Even in the way Shildt speaks you can see why the team is playing better. He is unassuming, quiet, antisocial, and uses vague 80’s references. Shildt always shifts the blame to himself and the praise to his players. He is very cerebral and explains each decision and never makes an excuse. He is the perfect servant leader. Who wouldn’t play their heart out for the guy?
Shildt’s style earns him the respect of his guys. Providing support in the clubhouse allows the players to just go out and play. It’s a refreshing change that may allow the Cardinals to sneak into the playoffs.

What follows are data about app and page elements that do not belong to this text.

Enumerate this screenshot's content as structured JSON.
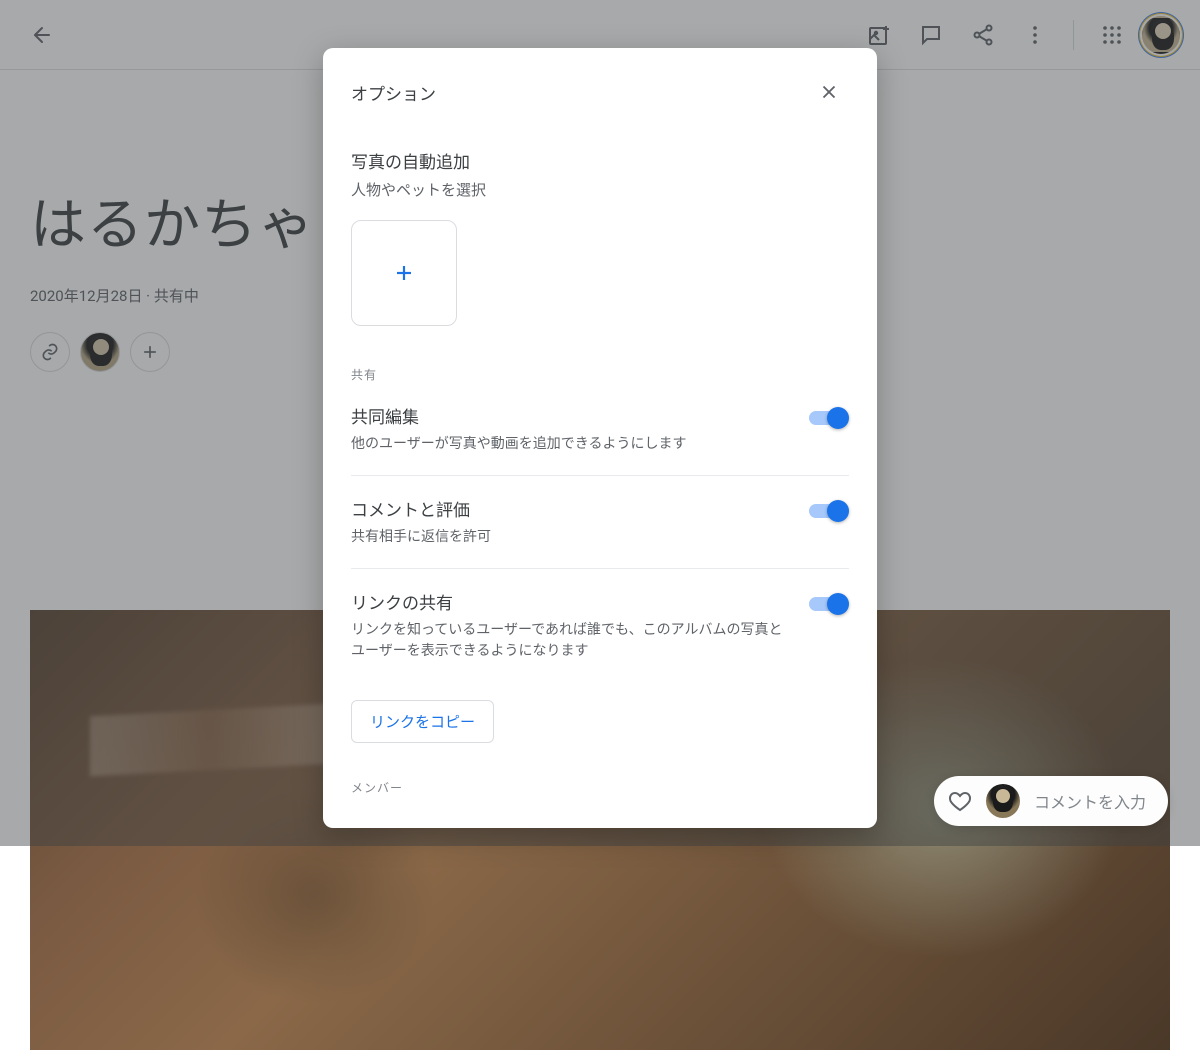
{
  "header": {
    "icons": {
      "back": "back-icon",
      "add_photo": "add-photo-icon",
      "comment": "comment-icon",
      "share": "share-icon",
      "more": "more-icon",
      "apps": "apps-icon"
    }
  },
  "album": {
    "title": "はるかちゃ",
    "date": "2020年12月28日",
    "status": "共有中",
    "meta_separator": " · "
  },
  "dialog": {
    "title": "オプション",
    "auto_add": {
      "title": "写真の自動追加",
      "subtitle": "人物やペットを選択"
    },
    "share_section_label": "共有",
    "toggles": [
      {
        "title": "共同編集",
        "desc": "他のユーザーが写真や動画を追加できるようにします",
        "on": true
      },
      {
        "title": "コメントと評価",
        "desc": "共有相手に返信を許可",
        "on": true
      },
      {
        "title": "リンクの共有",
        "desc": "リンクを知っているユーザーであれば誰でも、このアルバムの写真とユーザーを表示できるようになります",
        "on": true
      }
    ],
    "copy_link_label": "リンクをコピー",
    "members_label": "メンバー"
  },
  "comment_bar": {
    "placeholder": "コメントを入力"
  },
  "colors": {
    "accent": "#1a73e8",
    "text_primary": "#3c4043",
    "text_secondary": "#5f6368"
  }
}
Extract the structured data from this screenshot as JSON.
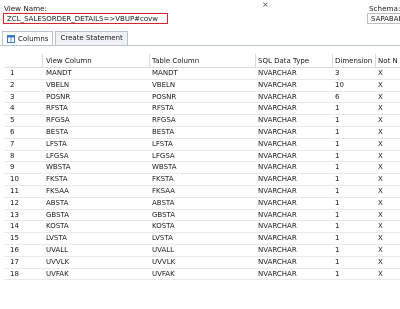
{
  "header": {
    "view_name_label": "View Name:",
    "view_name_value": "ZCL_SALESORDER_DETAILS=>VBUP#covw",
    "schema_label": "Schema:",
    "schema_value": "SAPABAP",
    "close_glyph": "×"
  },
  "tabs": [
    {
      "label": "Columns",
      "icon": "columns-table-icon",
      "active": true
    },
    {
      "label": "Create Statement",
      "active": false
    }
  ],
  "table": {
    "columns": [
      "",
      "View Column",
      "Table Column",
      "SQL Data Type",
      "Dimension",
      "Not N"
    ],
    "rows": [
      [
        "1",
        "MANDT",
        "MANDT",
        "NVARCHAR",
        "3",
        "X"
      ],
      [
        "2",
        "VBELN",
        "VBELN",
        "NVARCHAR",
        "10",
        "X"
      ],
      [
        "3",
        "POSNR",
        "POSNR",
        "NVARCHAR",
        "6",
        "X"
      ],
      [
        "4",
        "RFSTA",
        "RFSTA",
        "NVARCHAR",
        "1",
        "X"
      ],
      [
        "5",
        "RFGSA",
        "RFGSA",
        "NVARCHAR",
        "1",
        "X"
      ],
      [
        "6",
        "BESTA",
        "BESTA",
        "NVARCHAR",
        "1",
        "X"
      ],
      [
        "7",
        "LFSTA",
        "LFSTA",
        "NVARCHAR",
        "1",
        "X"
      ],
      [
        "8",
        "LFGSA",
        "LFGSA",
        "NVARCHAR",
        "1",
        "X"
      ],
      [
        "9",
        "WBSTA",
        "WBSTA",
        "NVARCHAR",
        "1",
        "X"
      ],
      [
        "10",
        "FKSTA",
        "FKSTA",
        "NVARCHAR",
        "1",
        "X"
      ],
      [
        "11",
        "FKSAA",
        "FKSAA",
        "NVARCHAR",
        "1",
        "X"
      ],
      [
        "12",
        "ABSTA",
        "ABSTA",
        "NVARCHAR",
        "1",
        "X"
      ],
      [
        "13",
        "GBSTA",
        "GBSTA",
        "NVARCHAR",
        "1",
        "X"
      ],
      [
        "14",
        "KOSTA",
        "KOSTA",
        "NVARCHAR",
        "1",
        "X"
      ],
      [
        "15",
        "LVSTA",
        "LVSTA",
        "NVARCHAR",
        "1",
        "X"
      ],
      [
        "16",
        "UVALL",
        "UVALL",
        "NVARCHAR",
        "1",
        "X"
      ],
      [
        "17",
        "UVVLK",
        "UVVLK",
        "NVARCHAR",
        "1",
        "X"
      ],
      [
        "18",
        "UVFAK",
        "UVFAK",
        "NVARCHAR",
        "1",
        "X"
      ]
    ]
  },
  "colors": {
    "highlight_border": "#d9262b",
    "tab_border": "#b9c4d0",
    "row_divider": "#e6e9ee"
  }
}
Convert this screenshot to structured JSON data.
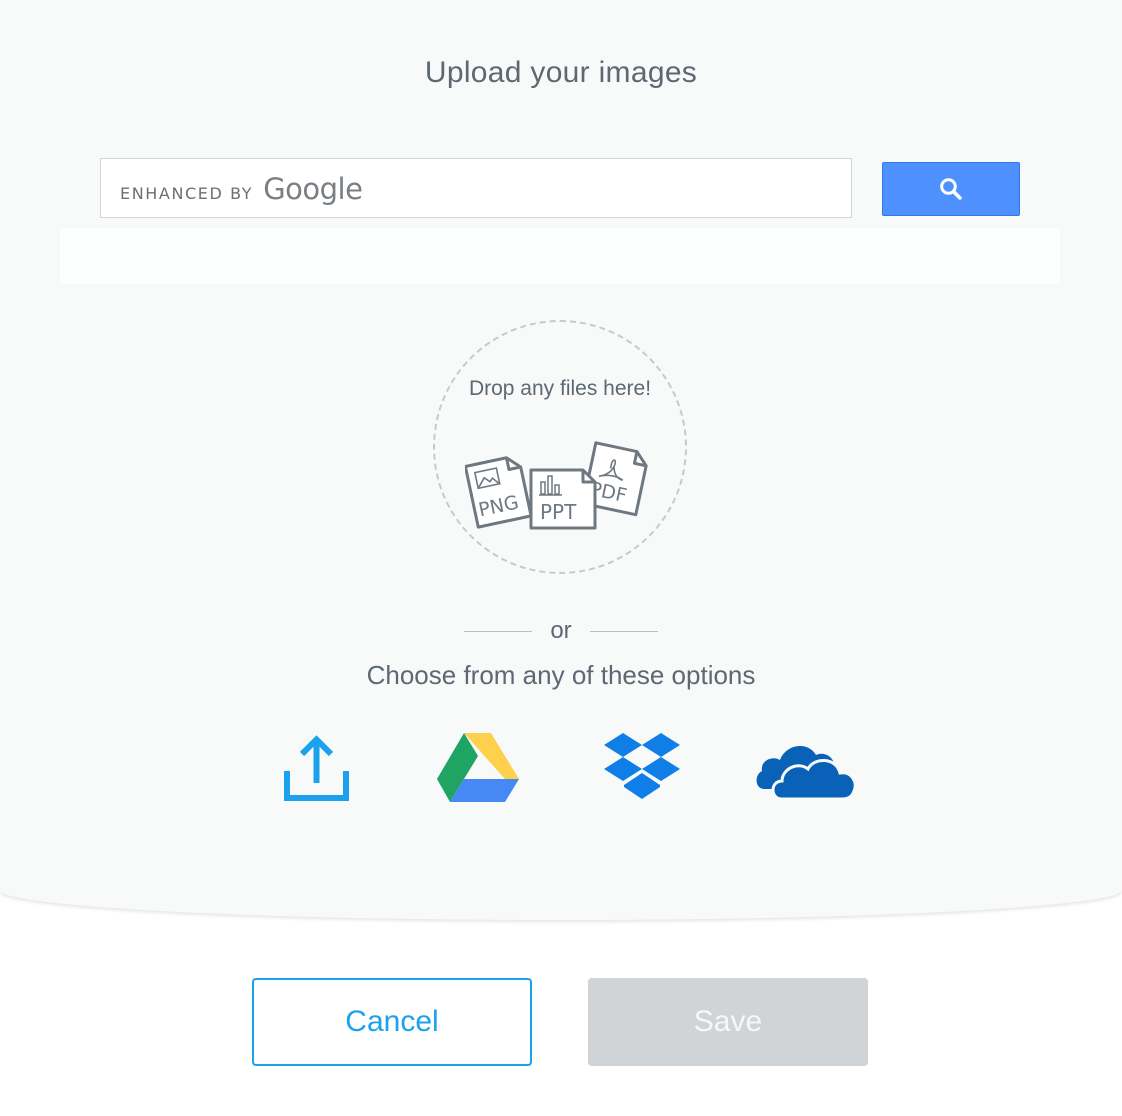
{
  "dialog": {
    "title": "Upload your images"
  },
  "search": {
    "placeholder": "",
    "value": "",
    "watermark_prefix": "ENHANCED BY",
    "watermark_brand": "Google",
    "button_icon": "search-icon",
    "button_color": "#4d90fe"
  },
  "drop_zone": {
    "text": "Drop any files here!",
    "file_types": [
      "PNG",
      "PPT",
      "PDF"
    ]
  },
  "divider": {
    "text": "or"
  },
  "sources": {
    "heading": "Choose from any of these options",
    "items": [
      {
        "icon": "upload-icon",
        "color": "#1ca2ec"
      },
      {
        "icon": "google-drive-icon",
        "colors": [
          "#1fa463",
          "#ffd04b",
          "#4688f4"
        ]
      },
      {
        "icon": "dropbox-icon",
        "color": "#0f7ee6"
      },
      {
        "icon": "onedrive-icon",
        "color": "#0a62b8"
      }
    ]
  },
  "footer": {
    "cancel_label": "Cancel",
    "save_label": "Save",
    "accent_color": "#1ca2ec",
    "disabled_color": "#d0d4d7"
  }
}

I am not going to speak as to where Matheny fell on the scale between servant leader and leader first, but people can slide one way or another over time. Regardless, the time for change came and Shildt has turned this team around. Not only on the field, but in the culture of the team. I love Shildt’s leadership style and hope he gets the job longterm. For more on this, check out Dr. Miles’ article on why the interim tag should be removed. Thanks for reading!